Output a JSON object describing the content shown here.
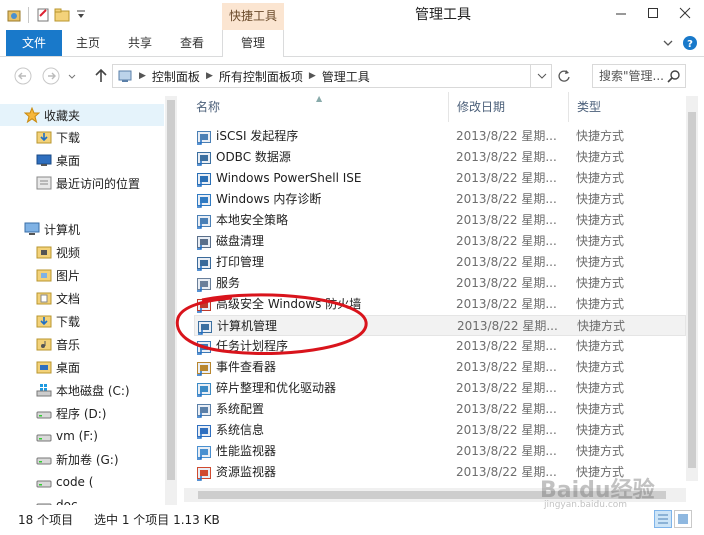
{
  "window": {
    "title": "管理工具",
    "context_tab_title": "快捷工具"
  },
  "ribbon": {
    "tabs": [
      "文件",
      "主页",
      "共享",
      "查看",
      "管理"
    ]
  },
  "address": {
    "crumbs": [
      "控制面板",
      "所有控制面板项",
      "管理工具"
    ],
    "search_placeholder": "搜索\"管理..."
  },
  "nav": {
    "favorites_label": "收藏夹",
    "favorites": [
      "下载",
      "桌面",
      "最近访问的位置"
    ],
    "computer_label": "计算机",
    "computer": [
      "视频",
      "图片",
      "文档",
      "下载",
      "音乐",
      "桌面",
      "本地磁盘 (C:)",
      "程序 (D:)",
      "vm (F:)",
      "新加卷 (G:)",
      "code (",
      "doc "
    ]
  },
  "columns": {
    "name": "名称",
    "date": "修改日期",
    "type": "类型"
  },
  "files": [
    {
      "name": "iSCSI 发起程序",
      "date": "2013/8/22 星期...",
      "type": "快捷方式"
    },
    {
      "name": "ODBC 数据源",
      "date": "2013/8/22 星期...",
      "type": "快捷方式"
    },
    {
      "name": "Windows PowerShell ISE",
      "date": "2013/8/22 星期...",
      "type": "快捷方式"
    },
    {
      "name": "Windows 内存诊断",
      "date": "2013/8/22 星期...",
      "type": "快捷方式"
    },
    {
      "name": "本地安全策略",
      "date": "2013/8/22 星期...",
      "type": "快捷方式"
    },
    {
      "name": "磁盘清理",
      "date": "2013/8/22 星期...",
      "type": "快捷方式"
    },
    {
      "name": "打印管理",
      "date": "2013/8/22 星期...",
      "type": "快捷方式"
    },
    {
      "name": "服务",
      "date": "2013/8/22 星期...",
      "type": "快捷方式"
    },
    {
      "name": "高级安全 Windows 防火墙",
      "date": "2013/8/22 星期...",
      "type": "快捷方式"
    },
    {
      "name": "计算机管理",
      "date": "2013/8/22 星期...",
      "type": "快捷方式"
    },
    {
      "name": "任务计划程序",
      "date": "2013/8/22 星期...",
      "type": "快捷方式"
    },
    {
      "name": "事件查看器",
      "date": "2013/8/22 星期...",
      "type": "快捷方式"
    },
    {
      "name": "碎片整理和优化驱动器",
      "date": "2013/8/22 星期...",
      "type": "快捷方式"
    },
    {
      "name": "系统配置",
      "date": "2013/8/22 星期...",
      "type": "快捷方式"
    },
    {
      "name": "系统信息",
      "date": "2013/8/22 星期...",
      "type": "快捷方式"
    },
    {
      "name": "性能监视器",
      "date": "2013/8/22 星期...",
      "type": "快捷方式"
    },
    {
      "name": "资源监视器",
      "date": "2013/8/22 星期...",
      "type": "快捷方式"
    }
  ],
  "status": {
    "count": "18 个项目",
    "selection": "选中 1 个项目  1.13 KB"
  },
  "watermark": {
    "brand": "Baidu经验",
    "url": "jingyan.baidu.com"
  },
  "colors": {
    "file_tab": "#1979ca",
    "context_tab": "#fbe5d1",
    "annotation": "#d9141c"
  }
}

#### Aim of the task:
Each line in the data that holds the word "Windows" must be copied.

#### Solution to the problem:
      "name": "Windows PowerShell ISE",
      "name": "Windows 内存诊断",
      "name": "高级安全 Windows 防火墙",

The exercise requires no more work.